US and Russian officials have announced that they have reached an agreement on a ceasefire in Syria, which will involve a cessation of hostilities by all parties, while allowing continued attacks against ISIS and al-Qaeda’s Jabhat al-Nusra.
The details of the agreement were not made public, but indications are they are materially the same as the ceasefire which everyone agreed to in Munich, and which was supposed to begin last week but for some reason simply never happened.
The Munich ceasefire’s announcement led to a pick up in fighting by several factions, all hoping to get some last minute gains before the pause begins. The pause is to start Saturday this time, giving everyone plenty of time for more escalation.

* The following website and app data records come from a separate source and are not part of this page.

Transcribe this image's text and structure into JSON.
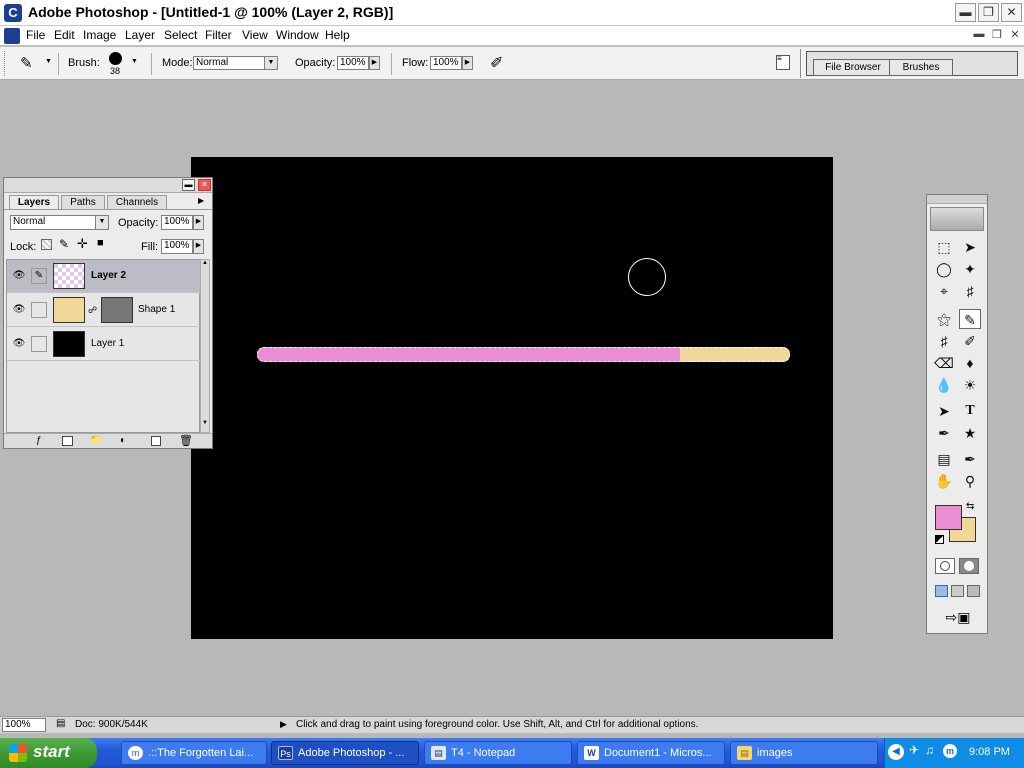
{
  "window": {
    "title": "Adobe Photoshop - [Untitled-1 @ 100% (Layer 2, RGB)]",
    "app_icon": "photoshop-icon",
    "app_icon_letter": "C"
  },
  "menu": [
    "File",
    "Edit",
    "Image",
    "Layer",
    "Select",
    "Filter",
    "View",
    "Window",
    "Help"
  ],
  "options": {
    "brush_label": "Brush:",
    "brush_size": "38",
    "mode_label": "Mode:",
    "mode_value": "Normal",
    "opacity_label": "Opacity:",
    "opacity_value": "100%",
    "flow_label": "Flow:",
    "flow_value": "100%",
    "well_tabs": [
      "File Browser",
      "Brushes"
    ]
  },
  "layers_palette": {
    "tabs": [
      "Layers",
      "Paths",
      "Channels"
    ],
    "blend_mode": "Normal",
    "opacity_label": "Opacity:",
    "opacity_value": "100%",
    "lock_label": "Lock:",
    "fill_label": "Fill:",
    "fill_value": "100%",
    "layers": [
      {
        "name": "Layer 2",
        "selected": true
      },
      {
        "name": "Shape 1",
        "selected": false
      },
      {
        "name": "Layer 1",
        "selected": false
      }
    ]
  },
  "canvas": {
    "background_color": "#000000",
    "stroke_colors": [
      "#e98ed2",
      "#f0d898"
    ]
  },
  "toolbox": {
    "foreground_color": "#e98ed2",
    "background_color": "#f0d898"
  },
  "status": {
    "zoom": "100%",
    "doc": "Doc: 900K/544K",
    "hint": "Click and drag to paint using foreground color.  Use Shift, Alt, and Ctrl for additional options."
  },
  "taskbar": {
    "start_label": "start",
    "tasks": [
      {
        "label": ".::The Forgotten Lai...",
        "icon": "messenger-icon",
        "active": false
      },
      {
        "label": "Adobe Photoshop - ...",
        "icon": "photoshop-icon",
        "active": true
      },
      {
        "label": "T4 - Notepad",
        "icon": "notepad-icon",
        "active": false
      },
      {
        "label": "Document1 - Micros...",
        "icon": "word-icon",
        "active": false
      },
      {
        "label": "images",
        "icon": "folder-icon",
        "active": false
      }
    ],
    "clock": "9:08 PM"
  }
}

The biggest reason to doubt this ceasefire, beside the Munich deal’s failure, is that it is being presented as more or less a bilateral agreement between the US and Russia, two nations that are both only tangentially involved in the Syrian Civil War, and have limited influence over the various combatants supposedly covered by the ceasefire.